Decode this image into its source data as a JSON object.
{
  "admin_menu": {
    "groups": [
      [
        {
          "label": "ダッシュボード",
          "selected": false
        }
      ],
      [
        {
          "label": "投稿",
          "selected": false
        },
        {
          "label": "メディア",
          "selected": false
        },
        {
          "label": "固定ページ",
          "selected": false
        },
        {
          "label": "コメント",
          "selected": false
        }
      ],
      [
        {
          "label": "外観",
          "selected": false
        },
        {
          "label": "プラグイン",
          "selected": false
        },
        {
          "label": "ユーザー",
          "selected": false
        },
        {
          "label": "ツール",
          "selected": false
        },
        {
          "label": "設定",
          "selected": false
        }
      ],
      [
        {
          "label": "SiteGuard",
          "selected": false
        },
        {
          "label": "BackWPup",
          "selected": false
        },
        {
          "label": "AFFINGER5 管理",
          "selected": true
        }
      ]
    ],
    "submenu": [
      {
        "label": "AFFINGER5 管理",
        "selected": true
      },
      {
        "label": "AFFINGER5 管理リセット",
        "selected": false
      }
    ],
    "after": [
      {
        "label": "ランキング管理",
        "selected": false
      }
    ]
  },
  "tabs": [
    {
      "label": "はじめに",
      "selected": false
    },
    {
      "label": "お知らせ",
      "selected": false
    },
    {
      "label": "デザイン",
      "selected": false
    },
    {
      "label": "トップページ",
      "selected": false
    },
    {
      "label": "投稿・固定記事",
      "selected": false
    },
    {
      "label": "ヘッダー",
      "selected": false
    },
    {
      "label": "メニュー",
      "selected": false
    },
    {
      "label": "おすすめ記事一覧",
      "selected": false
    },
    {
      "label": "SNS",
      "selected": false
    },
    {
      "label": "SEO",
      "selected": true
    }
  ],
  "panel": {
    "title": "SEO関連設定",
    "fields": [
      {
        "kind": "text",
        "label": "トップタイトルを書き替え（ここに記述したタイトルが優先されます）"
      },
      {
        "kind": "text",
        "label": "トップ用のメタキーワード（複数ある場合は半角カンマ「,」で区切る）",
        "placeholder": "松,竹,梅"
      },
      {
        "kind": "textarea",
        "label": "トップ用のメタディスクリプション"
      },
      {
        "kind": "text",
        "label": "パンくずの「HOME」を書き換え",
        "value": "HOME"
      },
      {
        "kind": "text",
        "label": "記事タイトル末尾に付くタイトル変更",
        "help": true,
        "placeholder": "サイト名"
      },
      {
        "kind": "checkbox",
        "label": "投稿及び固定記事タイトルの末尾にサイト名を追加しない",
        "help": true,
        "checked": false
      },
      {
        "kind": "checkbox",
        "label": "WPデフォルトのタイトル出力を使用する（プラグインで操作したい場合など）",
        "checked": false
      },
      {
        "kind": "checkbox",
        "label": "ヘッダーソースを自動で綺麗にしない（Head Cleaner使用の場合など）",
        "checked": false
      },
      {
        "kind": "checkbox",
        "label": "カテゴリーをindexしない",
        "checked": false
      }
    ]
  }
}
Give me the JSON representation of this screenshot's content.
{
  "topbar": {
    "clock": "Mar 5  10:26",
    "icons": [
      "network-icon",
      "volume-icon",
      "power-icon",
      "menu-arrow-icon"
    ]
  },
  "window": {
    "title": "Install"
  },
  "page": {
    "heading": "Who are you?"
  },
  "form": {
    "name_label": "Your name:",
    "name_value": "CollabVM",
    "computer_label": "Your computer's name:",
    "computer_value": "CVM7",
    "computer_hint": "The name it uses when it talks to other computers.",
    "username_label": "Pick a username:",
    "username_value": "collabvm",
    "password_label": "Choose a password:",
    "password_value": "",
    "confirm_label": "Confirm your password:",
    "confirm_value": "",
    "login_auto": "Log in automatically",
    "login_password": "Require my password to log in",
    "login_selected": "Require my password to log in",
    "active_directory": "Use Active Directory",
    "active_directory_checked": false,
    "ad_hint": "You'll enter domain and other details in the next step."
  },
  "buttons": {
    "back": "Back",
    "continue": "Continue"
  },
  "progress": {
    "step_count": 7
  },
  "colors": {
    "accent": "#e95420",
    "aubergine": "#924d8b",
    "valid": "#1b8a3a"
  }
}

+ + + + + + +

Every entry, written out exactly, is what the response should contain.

Decode this image into its source data as a JSON object.
{
  "admin_menu": {
    "groups": [
      [
        {
          "label": "ダッシュボード",
          "selected": false
        }
      ],
      [
        {
          "label": "投稿",
          "selected": false
        },
        {
          "label": "メディア",
          "selected": false
        },
        {
          "label": "固定ページ",
          "selected": false
        },
        {
          "label": "コメント",
          "selected": false
        }
      ],
      [
        {
          "label": "外観",
          "selected": false
        },
        {
          "label": "プラグイン",
          "selected": false
        },
        {
          "label": "ユーザー",
          "selected": false
        },
        {
          "label": "ツール",
          "selected": false
        },
        {
          "label": "設定",
          "selected": false
        }
      ],
      [
        {
          "label": "SiteGuard",
          "selected": false
        },
        {
          "label": "BackWPup",
          "selected": false
        },
        {
          "label": "AFFINGER5 管理",
          "selected": true
        }
      ]
    ],
    "submenu": [
      {
        "label": "AFFINGER5 管理",
        "selected": true
      },
      {
        "label": "AFFINGER5 管理リセット",
        "selected": false
      }
    ],
    "after": [
      {
        "label": "ランキング管理",
        "selected": false
      }
    ]
  },
  "tabs": [
    {
      "label": "はじめに",
      "selected": false
    },
    {
      "label": "お知らせ",
      "selected": false
    },
    {
      "label": "デザイン",
      "selected": false
    },
    {
      "label": "トップページ",
      "selected": false
    },
    {
      "label": "投稿・固定記事",
      "selected": false
    },
    {
      "label": "ヘッダー",
      "selected": false
    },
    {
      "label": "メニュー",
      "selected": false
    },
    {
      "label": "おすすめ記事一覧",
      "selected": false
    },
    {
      "label": "SNS",
      "selected": false
    },
    {
      "label": "SEO",
      "selected": true
    }
  ],
  "panel": {
    "title": "SEO関連設定",
    "fields": [
      {
        "kind": "text",
        "label": "トップタイトルを書き替え（ここに記述したタイトルが優先されます）"
      },
      {
        "kind": "text",
        "label": "トップ用のメタキーワード（複数ある場合は半角カンマ「,」で区切る）",
        "placeholder": "松,竹,梅"
      },
      {
        "kind": "textarea",
        "label": "トップ用のメタディスクリプション"
      },
      {
        "kind": "text",
        "label": "パンくずの「HOME」を書き換え",
        "value": "HOME"
      },
      {
        "kind": "text",
        "label": "記事タイトル末尾に付くタイトル変更",
        "help": true,
        "placeholder": "サイト名"
      },
      {
        "kind": "checkbox",
        "label": "投稿及び固定記事タイトルの末尾にサイト名を追加しない",
        "help": true,
        "checked": false
      },
      {
        "kind": "checkbox",
        "label": "WPデフォルトのタイトル出力を使用する（プラグインで操作したい場合など）",
        "checked": false
      },
      {
        "kind": "checkbox",
        "label": "ヘッダーソースを自動で綺麗にしない（Head Cleaner使用の場合など）",
        "checked": false
      },
      {
        "kind": "checkbox",
        "label": "カテゴリーをindexしない",
        "checked": false
      }
    ]
  }
}
Give me the JSON representation of this screenshot's content.
{
  "topbar": {
    "clock": "Mar 5  10:26",
    "icons": [
      "network-icon",
      "volume-icon",
      "power-icon",
      "menu-arrow-icon"
    ]
  },
  "window": {
    "title": "Install"
  },
  "page": {
    "heading": "Who are you?"
  },
  "form": {
    "name_label": "Your name:",
    "name_value": "CollabVM",
    "computer_label": "Your computer's name:",
    "computer_value": "CVM7",
    "computer_hint": "The name it uses when it talks to other computers.",
    "username_label": "Pick a username:",
    "username_value": "collabvm",
    "password_label": "Choose a password:",
    "password_value": "",
    "confirm_label": "Confirm your password:",
    "confirm_value": "",
    "login_auto": "Log in automatically",
    "login_password": "Require my password to log in",
    "login_selected": "Require my password to log in",
    "active_directory": "Use Active Directory",
    "active_directory_checked": false,
    "ad_hint": "You'll enter domain and other details in the next step."
  },
  "buttons": {
    "back": "Back",
    "continue": "Continue"
  },
  "progress": {
    "step_count": 7
  },
  "colors": {
    "accent": "#e95420",
    "aubergine": "#924d8b",
    "valid": "#1b8a3a"
  }
}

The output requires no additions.